However, it also means that when we fix the road surface the public can see that local government is dealing with their problems and making their street a better place to live and use. It sends out a clear signal to local people that we care about them and their daily lives and we haven’t forgotten the little things. That’s why it’s so vital we work to help combat the scourge of potholes.

 

Enjoying PSE? Subscribe here to receive our weekly news updates or click here to receive a copy of the magazine!

Comments

There are no comments. Why not be the first?

Add your comment

 

related

public sector executive tv

more videos >

latest public sector news

Looking ahead with South Tyneside Council

15/11/2019Looking ahead with South Tyneside Council

South Tyneside Council leader Iain Malcolm spoke with Emily Rodgers for the new PSE podcast about the council’s green agenda and plans for ... more >
Decarbonisation of the Northern Powerhouse

15/11/2019Decarbonisation of the Northern Powerhouse

- PRESS RELEASE -   Covering a growing population of 15.3 million, home to over a million businesses and with an economy totalling £... more >
Doncaster Council approves plans for large-scale airport development

14/11/2019Doncaster Council approves plans for large-scale airport development

  Doncaster Council has approved plans for a major advanced manufacturing and logistics development located at Doncaster Sheffield airp... more >
149x260 PSE Subscribe button

the raven's daily blog

Utilising data to best deliver meaningful public services

14/11/2019Utilising data to best deliver meaningful public services

Public Sector Executive’s Matt Roberts explains how living in a modern, interconnected world, as we do, means public sector organisations cannot afford to ignore the role of data.
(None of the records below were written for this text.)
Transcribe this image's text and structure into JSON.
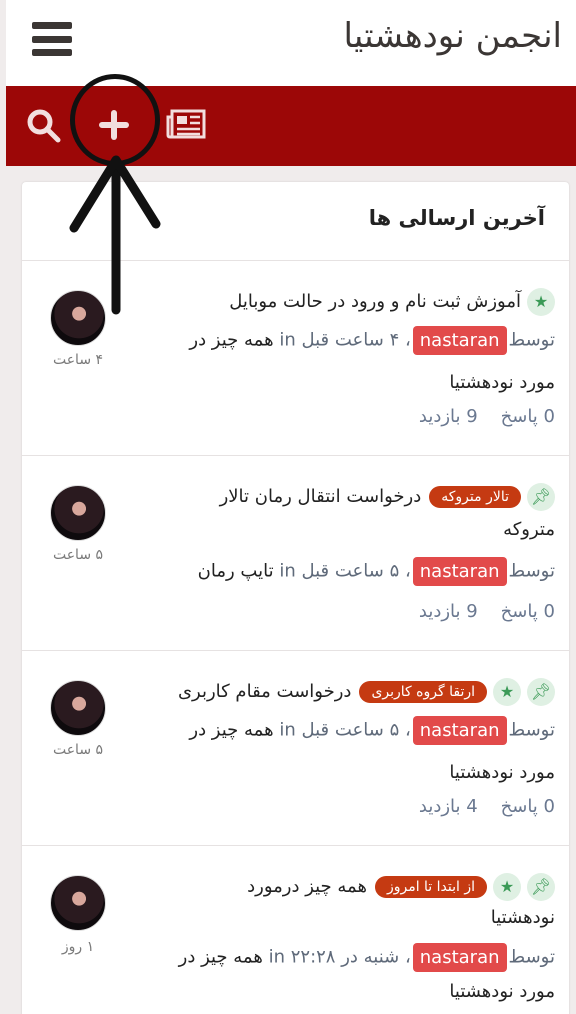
{
  "header": {
    "title": "انجمن نودهشتیا",
    "menu_icon": "hamburger-menu-icon"
  },
  "toolbar": {
    "icons": [
      "search-icon",
      "plus-icon",
      "newspaper-icon"
    ],
    "color": "#9c0707"
  },
  "section": {
    "title": "آخرین ارسالی ها"
  },
  "posts": [
    {
      "title": "آموزش ثبت نام و ورود در حالت موبایل",
      "tag": "",
      "by": "توسط",
      "user": "nastaran",
      "time": "، ۴ ساعت قبل",
      "in": "in",
      "forum1": "همه چیز در",
      "forum2": "مورد نودهشتیا",
      "replies": "0 پاسخ",
      "views": "9 بازدید",
      "age": "۴ ساعت"
    },
    {
      "title1": "درخواست انتقال رمان تالار",
      "title2": "متروکه",
      "tag": "تالار متروکه",
      "by": "توسط",
      "user": "nastaran",
      "time": "، ۵ ساعت قبل",
      "in": "in",
      "forum1": "تایپ رمان",
      "replies": "0 پاسخ",
      "views": "9 بازدید",
      "age": "۵ ساعت"
    },
    {
      "title": "درخواست مقام کاربری",
      "tag": "ارتقا گروه کاربری",
      "by": "توسط",
      "user": "nastaran",
      "time": "، ۵ ساعت قبل",
      "in": "in",
      "forum1": "همه چیز در",
      "forum2": "مورد نودهشتیا",
      "replies": "0 پاسخ",
      "views": "4 بازدید",
      "age": "۵ ساعت"
    },
    {
      "title1": "همه چیز درمورد",
      "title2": "نودهشتیا",
      "tag": "از ابتدا تا امروز",
      "by": "توسط",
      "user": "nastaran",
      "time": "، شنبه در ۲۲:۲۸",
      "in": "in",
      "forum1": "همه چیز در",
      "forum2": "مورد نودهشتیا",
      "age": "۱ روز"
    }
  ]
}
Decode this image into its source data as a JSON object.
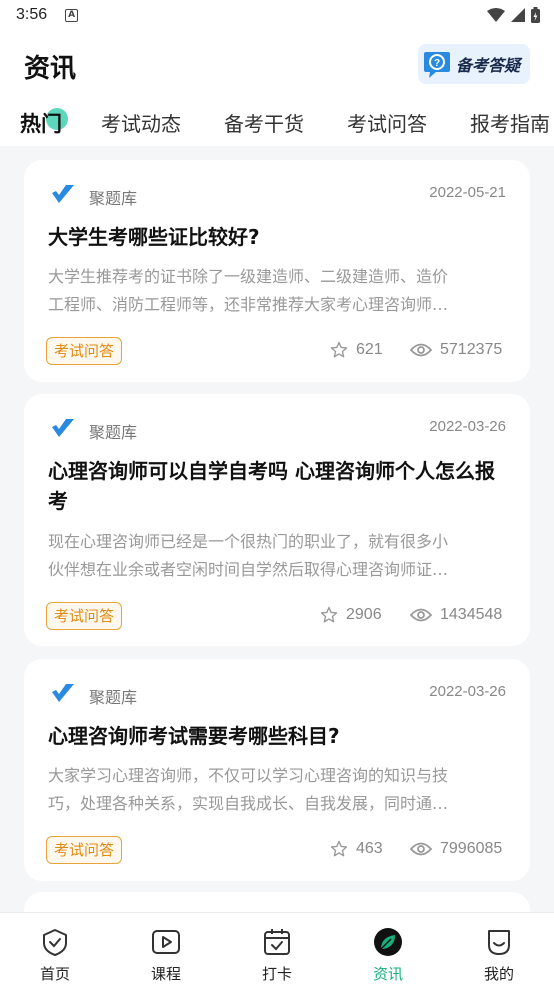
{
  "status_bar": {
    "time": "3:56",
    "notification_letter": "A"
  },
  "header": {
    "title": "资讯",
    "qa_button_label": "备考答疑"
  },
  "tabs": [
    {
      "label": "热门",
      "active": true
    },
    {
      "label": "考试动态",
      "active": false
    },
    {
      "label": "备考干货",
      "active": false
    },
    {
      "label": "考试问答",
      "active": false
    },
    {
      "label": "报考指南",
      "active": false
    }
  ],
  "articles": [
    {
      "source": "聚题库",
      "date": "2022-05-21",
      "title": "大学生考哪些证比较好?",
      "summary_line1": "大学生推荐考的证书除了一级建造师、二级建造师、造价",
      "summary_line2": "工程师、消防工程师等，还非常推荐大家考心理咨询师…",
      "tag": "考试问答",
      "stars": "621",
      "views": "5712375"
    },
    {
      "source": "聚题库",
      "date": "2022-03-26",
      "title": "心理咨询师可以自学自考吗 心理咨询师个人怎么报考",
      "summary_line1": "现在心理咨询师已经是一个很热门的职业了，就有很多小",
      "summary_line2": "伙伴想在业余或者空闲时间自学然后取得心理咨询师证…",
      "tag": "考试问答",
      "stars": "2906",
      "views": "1434548"
    },
    {
      "source": "聚题库",
      "date": "2022-03-26",
      "title": "心理咨询师考试需要考哪些科目?",
      "summary_line1": "大家学习心理咨询师，不仅可以学习心理咨询的知识与技",
      "summary_line2": "巧，处理各种关系，实现自我成长、自我发展，同时通…",
      "tag": "考试问答",
      "stars": "463",
      "views": "7996085"
    }
  ],
  "bottom_nav": [
    {
      "label": "首页",
      "icon": "home-shield-icon",
      "active": false
    },
    {
      "label": "课程",
      "icon": "play-icon",
      "active": false
    },
    {
      "label": "打卡",
      "icon": "calendar-check-icon",
      "active": false
    },
    {
      "label": "资讯",
      "icon": "leaf-icon",
      "active": true
    },
    {
      "label": "我的",
      "icon": "profile-icon",
      "active": false
    }
  ],
  "colors": {
    "accent": "#16b07d",
    "tag": "#e08a12",
    "brand_blue": "#2a8ae0"
  }
}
Data is all around us in the modern age. Unseen, the digital environment plays a role in near on every aspect of our lives. It influences, manages and mit... more >
read more blog posts from 'the raven' >

interviews

Artificial intelligence: the devil is in the data

17/12/2018Artificial intelligence: the devil is in the data

It’s no secret that the public sector and its service providers need to invest in technology to help make better use of their resources. Bu... more >
Digital innovation in the public sector: The future is now

17/12/2018Digital innovation in the public sector: The future is now

One of the public sector’s key technology partners has recently welcomed a new member to its team. Matt Spencer, O2’s head of public ... more >
New Dorset Councils CEO on the creation of a new unitary: ‘This is going to be the right decision for Dorset’

05/11/2018New Dorset Councils CEO on the creation of a new unitary: ‘This is going to be the right decision for Dorset’

The new chief executive of one of the new unitary authorities in Dorset has outlined his approach to culture and work with employees, arguing tha... more >
Keeping the momentum of the Northern Powerhouse

15/10/2018Keeping the momentum of the Northern Powerhouse

On 6 September, the biggest decision-makers of the north joined forces to celebrate and debate how to drive innovation and improvement through th... more >

last word

Prevention: Investing for the future

Prevention: Investing for the future

Rob Whiteman, CEO at the Chartered Institute of Public Finance (CIPFA), discusses the benefits of long-term preventative investment. Rising demand, reducing resource – this has been th... more > more last word articles >

editor's comment

25/10/2017Take a moment to celebrate

Devolution, restructuring and widespread service reform: from a journalist’s perspective, it’s never been a more exciting time to report on the public sector. That’s why I could not be more thrilled to be taking over the reins at PSE at this key juncture. There could not be a feature that more perfectly encapsulates this... read more >

public sector focus

Looking ahead with South Tyneside Council

15/11/2019Looking ahead with South Tyneside Council

South Tyneside Council leader Iain Malcolm sp... more >
How the South Tyneside Council leader kept his community centres open

14/11/2019How the South Tyneside Council leader kept his community centres open

South Tyneside Council leader Iain Malcolm sp... more >